Assignment -
Produce the listing below again, exactly as shown.

---------- Material for this task

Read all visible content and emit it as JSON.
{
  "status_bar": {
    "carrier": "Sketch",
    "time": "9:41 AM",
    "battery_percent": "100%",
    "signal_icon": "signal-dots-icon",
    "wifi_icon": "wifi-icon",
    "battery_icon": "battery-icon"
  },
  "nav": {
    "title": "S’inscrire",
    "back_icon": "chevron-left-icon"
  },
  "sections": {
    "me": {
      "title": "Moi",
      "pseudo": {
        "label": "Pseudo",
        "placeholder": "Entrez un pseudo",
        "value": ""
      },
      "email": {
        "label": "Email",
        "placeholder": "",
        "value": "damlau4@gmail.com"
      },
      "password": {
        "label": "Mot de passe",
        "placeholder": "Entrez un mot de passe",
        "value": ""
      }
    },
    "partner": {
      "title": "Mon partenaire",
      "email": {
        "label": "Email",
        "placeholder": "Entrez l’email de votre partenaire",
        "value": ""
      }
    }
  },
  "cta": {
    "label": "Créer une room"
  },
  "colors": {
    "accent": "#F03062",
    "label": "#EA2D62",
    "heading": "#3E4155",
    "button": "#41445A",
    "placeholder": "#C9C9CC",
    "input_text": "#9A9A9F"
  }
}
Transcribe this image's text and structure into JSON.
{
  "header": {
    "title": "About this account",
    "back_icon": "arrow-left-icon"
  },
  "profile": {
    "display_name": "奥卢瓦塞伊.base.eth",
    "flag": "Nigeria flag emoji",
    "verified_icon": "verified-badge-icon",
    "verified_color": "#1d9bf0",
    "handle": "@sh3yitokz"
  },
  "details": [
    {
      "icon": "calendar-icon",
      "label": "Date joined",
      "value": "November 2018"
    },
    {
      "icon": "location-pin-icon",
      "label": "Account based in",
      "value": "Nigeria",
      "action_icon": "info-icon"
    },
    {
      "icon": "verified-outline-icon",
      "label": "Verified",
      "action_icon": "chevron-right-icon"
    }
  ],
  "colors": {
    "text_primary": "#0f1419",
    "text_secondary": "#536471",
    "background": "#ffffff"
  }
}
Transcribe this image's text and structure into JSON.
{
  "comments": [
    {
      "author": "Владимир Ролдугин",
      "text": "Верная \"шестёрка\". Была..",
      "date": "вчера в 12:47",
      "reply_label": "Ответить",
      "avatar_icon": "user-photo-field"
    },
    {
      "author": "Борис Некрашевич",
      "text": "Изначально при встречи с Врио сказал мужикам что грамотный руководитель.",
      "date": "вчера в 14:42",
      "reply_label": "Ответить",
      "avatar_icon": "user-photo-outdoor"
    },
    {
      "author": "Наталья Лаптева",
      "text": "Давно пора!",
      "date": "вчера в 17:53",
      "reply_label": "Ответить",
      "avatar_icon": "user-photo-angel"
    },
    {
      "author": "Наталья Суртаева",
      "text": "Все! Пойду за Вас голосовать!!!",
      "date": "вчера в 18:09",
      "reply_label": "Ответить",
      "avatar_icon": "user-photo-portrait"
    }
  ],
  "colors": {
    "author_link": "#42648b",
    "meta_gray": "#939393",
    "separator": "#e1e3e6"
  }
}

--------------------

Your response -
Read all visible content and emit it as JSON.
{
  "status_bar": {
    "carrier": "Sketch",
    "time": "9:41 AM",
    "battery_percent": "100%",
    "signal_icon": "signal-dots-icon",
    "wifi_icon": "wifi-icon",
    "battery_icon": "battery-icon"
  },
  "nav": {
    "title": "S’inscrire",
    "back_icon": "chevron-left-icon"
  },
  "sections": {
    "me": {
      "title": "Moi",
      "pseudo": {
        "label": "Pseudo",
        "placeholder": "Entrez un pseudo",
        "value": ""
      },
      "email": {
        "label": "Email",
        "placeholder": "",
        "value": "damlau4@gmail.com"
      },
      "password": {
        "label": "Mot de passe",
        "placeholder": "Entrez un mot de passe",
        "value": ""
      }
    },
    "partner": {
      "title": "Mon partenaire",
      "email": {
        "label": "Email",
        "placeholder": "Entrez l’email de votre partenaire",
        "value": ""
      }
    }
  },
  "cta": {
    "label": "Créer une room"
  },
  "colors": {
    "accent": "#F03062",
    "label": "#EA2D62",
    "heading": "#3E4155",
    "button": "#41445A",
    "placeholder": "#C9C9CC",
    "input_text": "#9A9A9F"
  }
}
Transcribe this image's text and structure into JSON.
{
  "header": {
    "title": "About this account",
    "back_icon": "arrow-left-icon"
  },
  "profile": {
    "display_name": "奥卢瓦塞伊.base.eth",
    "flag": "Nigeria flag emoji",
    "verified_icon": "verified-badge-icon",
    "verified_color": "#1d9bf0",
    "handle": "@sh3yitokz"
  },
  "details": [
    {
      "icon": "calendar-icon",
      "label": "Date joined",
      "value": "November 2018"
    },
    {
      "icon": "location-pin-icon",
      "label": "Account based in",
      "value": "Nigeria",
      "action_icon": "info-icon"
    },
    {
      "icon": "verified-outline-icon",
      "label": "Verified",
      "action_icon": "chevron-right-icon"
    }
  ],
  "colors": {
    "text_primary": "#0f1419",
    "text_secondary": "#536471",
    "background": "#ffffff"
  }
}
Transcribe this image's text and structure into JSON.
{
  "comments": [
    {
      "author": "Владимир Ролдугин",
      "text": "Верная \"шестёрка\". Была..",
      "date": "вчера в 12:47",
      "reply_label": "Ответить",
      "avatar_icon": "user-photo-field"
    },
    {
      "author": "Борис Некрашевич",
      "text": "Изначально при встречи с Врио сказал мужикам что грамотный руководитель.",
      "date": "вчера в 14:42",
      "reply_label": "Ответить",
      "avatar_icon": "user-photo-outdoor"
    },
    {
      "author": "Наталья Лаптева",
      "text": "Давно пора!",
      "date": "вчера в 17:53",
      "reply_label": "Ответить",
      "avatar_icon": "user-photo-angel"
    },
    {
      "author": "Наталья Суртаева",
      "text": "Все! Пойду за Вас голосовать!!!",
      "date": "вчера в 18:09",
      "reply_label": "Ответить",
      "avatar_icon": "user-photo-portrait"
    }
  ],
  "colors": {
    "author_link": "#42648b",
    "meta_gray": "#939393",
    "separator": "#e1e3e6"
  }
}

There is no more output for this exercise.